The son of George I, George II acceded to the throne in 1727. He had frequently fallen out with his father and was worried that he had taken too much of a back seat in running the country. However, on accession, his advisers convinced him of the wisdom of continuity and he allowed Walpole to continue his domination of British politics at least until his fall in 1742.
Although George kept quiet in domestic politics, he did take a more active stance in foreign affairs. He eagerly went to war with Spain in 1737 and became fully involved in the War of Austrian Succession (1742 - 1748). In fact he was to be the last monarch to ride into battle at Dettingen in 1743.
In 1745, George's reign was seriously challenged as the War of Austrian Succession spilled into Britain with the Jacobite Rebellion. Charles Stewart landed with the aid of the French and managed to raise a significant army from the Highlanders and Irish mercenaries. The Jacobite Army built an ill prepared British army at Prestonpans and advanced through England as far south as Derby. George even prepared to evacuate the capital. However, divisions amongst the Jacobites and lack of support from France made the Jacobites turn back to their base of support in Scotland. A fleet took a British Army to Scotland and allowed the defeat of the Jacobites at Culloden.

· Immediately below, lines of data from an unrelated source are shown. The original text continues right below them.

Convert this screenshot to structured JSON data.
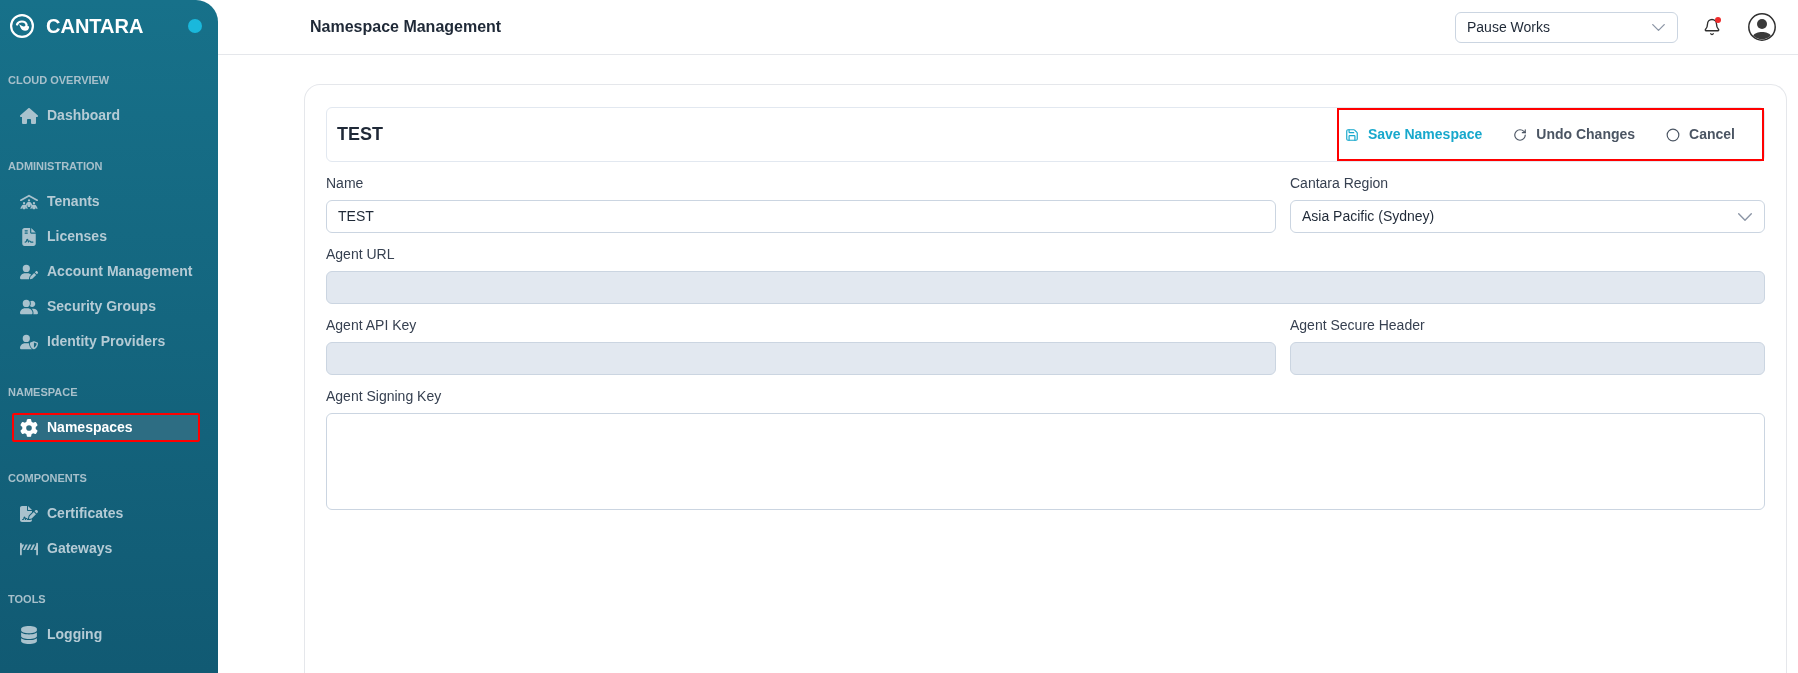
{
  "sidebar": {
    "brand": "CANTARA",
    "sections": [
      {
        "title": "CLOUD OVERVIEW",
        "items": [
          {
            "label": "Dashboard",
            "selected": false,
            "outlined": false
          }
        ]
      },
      {
        "title": "ADMINISTRATION",
        "items": [
          {
            "label": "Tenants",
            "selected": false,
            "outlined": false
          },
          {
            "label": "Licenses",
            "selected": false,
            "outlined": false
          },
          {
            "label": "Account Management",
            "selected": false,
            "outlined": false
          },
          {
            "label": "Security Groups",
            "selected": false,
            "outlined": false
          },
          {
            "label": "Identity Providers",
            "selected": false,
            "outlined": false
          }
        ]
      },
      {
        "title": "NAMESPACE",
        "items": [
          {
            "label": "Namespaces",
            "selected": true,
            "outlined": true
          }
        ]
      },
      {
        "title": "COMPONENTS",
        "items": [
          {
            "label": "Certificates",
            "selected": false,
            "outlined": false
          },
          {
            "label": "Gateways",
            "selected": false,
            "outlined": false
          }
        ]
      },
      {
        "title": "TOOLS",
        "items": [
          {
            "label": "Logging",
            "selected": false,
            "outlined": false
          }
        ]
      }
    ]
  },
  "topbar": {
    "title": "Namespace Management",
    "workspace_select": {
      "value": "Pause Works"
    },
    "notifications": {
      "unread": true
    }
  },
  "namespace_form": {
    "title": "TEST",
    "actions_outlined": true,
    "actions": [
      {
        "label": "Save Namespace",
        "kind": "primary"
      },
      {
        "label": "Undo Changes",
        "kind": "secondary"
      },
      {
        "label": "Cancel",
        "kind": "secondary"
      }
    ],
    "rows": [
      {
        "fields": [
          {
            "label": "Name",
            "kind": "text",
            "value": "TEST",
            "disabled": false
          },
          {
            "label": "Cantara Region",
            "kind": "select",
            "value": "Asia Pacific (Sydney)",
            "disabled": false
          }
        ]
      },
      {
        "fields": [
          {
            "label": "Agent URL",
            "kind": "text",
            "disabled": true
          }
        ]
      },
      {
        "fields": [
          {
            "label": "Agent API Key",
            "kind": "text",
            "disabled": true
          },
          {
            "label": "Agent Secure Header",
            "kind": "text",
            "disabled": true
          }
        ]
      },
      {
        "fields": [
          {
            "label": "Agent Signing Key",
            "kind": "textarea",
            "disabled": false
          }
        ]
      }
    ]
  }
}
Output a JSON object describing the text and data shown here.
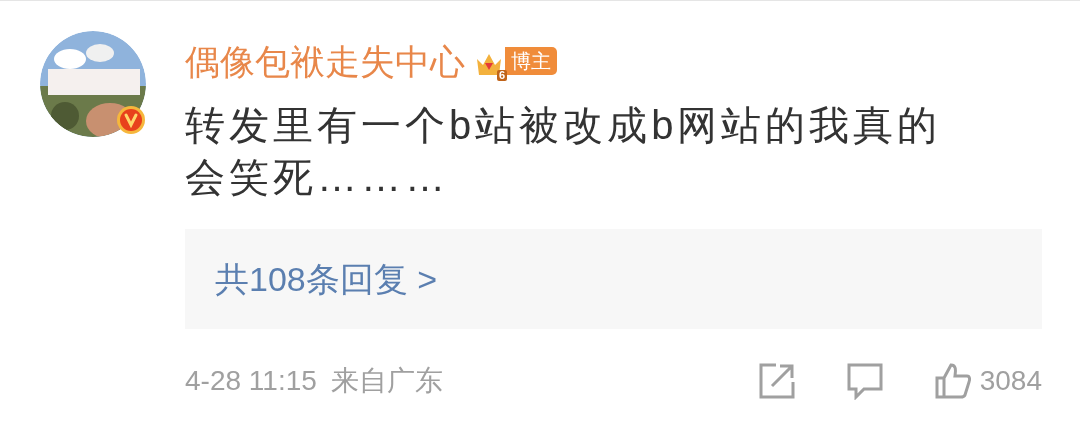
{
  "comment": {
    "author": "偶像包袱走失中心",
    "badge": {
      "level": "6",
      "label": "博主"
    },
    "verified": true,
    "text": "转发里有一个b站被改成b网站的我真的会笑死………",
    "replies_link": "共108条回复 >",
    "time": "4-28 11:15",
    "location": "来自广东",
    "likes": "3084"
  }
}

Britain would be dragged into the Seven Years War (1756 - 1763) mainly because of the threat posed to Hanover itself. This could have been a liability, but superior finances and banking allowed the British to take on the more favoured French and consistently defeat them at land and at sea. It also would allow for the first significant expansion of Imperial control - battles with the French in Canada and India and countless smaller outposts would see the British triumphant time and again. The most significant battles were the Battle of Plassey in 1757 which allowed Robert Clive to lay the foundations of British India, and the capture of Quebec by General Wolfe in 1759 which effectively removed the French from North America.

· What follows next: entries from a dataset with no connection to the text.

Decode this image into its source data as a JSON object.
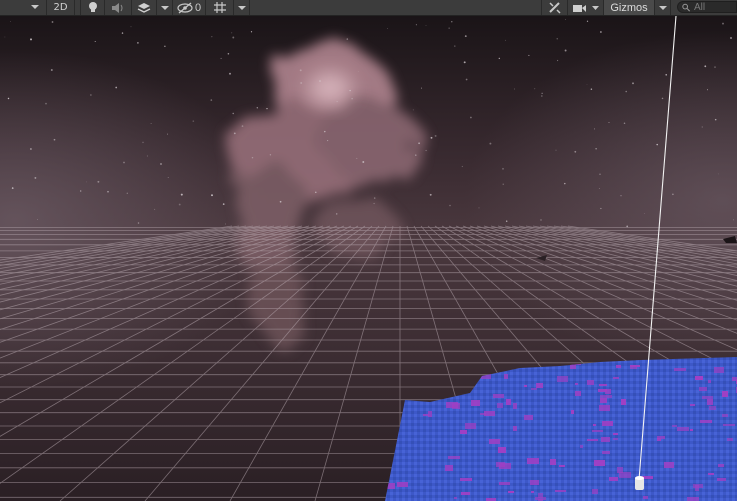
{
  "toolbar": {
    "mode_2d_label": "2D",
    "hidden_count": "0",
    "gizmos_label": "Gizmos",
    "search_placeholder": "All"
  },
  "icons": {
    "dropdown": "chevron-down-icon",
    "lighting": "lightbulb-icon",
    "audio": "speaker-icon",
    "effects": "layers-icon",
    "visibility": "eye-slash-icon",
    "grid": "grid-snap-icon",
    "tools": "wrench-icon",
    "camera": "camera-icon",
    "search": "search-icon"
  },
  "colors": {
    "toolbar_bg": "#3c3c3c",
    "sky_top": "#1a1417",
    "nebula": "#d8a3ae",
    "grid_line": "#b8a9b0",
    "terrain_blue": "#3b57c9",
    "terrain_purple": "#a13fc4",
    "gizmo_line": "#f2f2f2"
  }
}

George would die before the end of the Seven Years War and so did not live to see the full victory and profitable balance sheet that would accrue as a result of the war.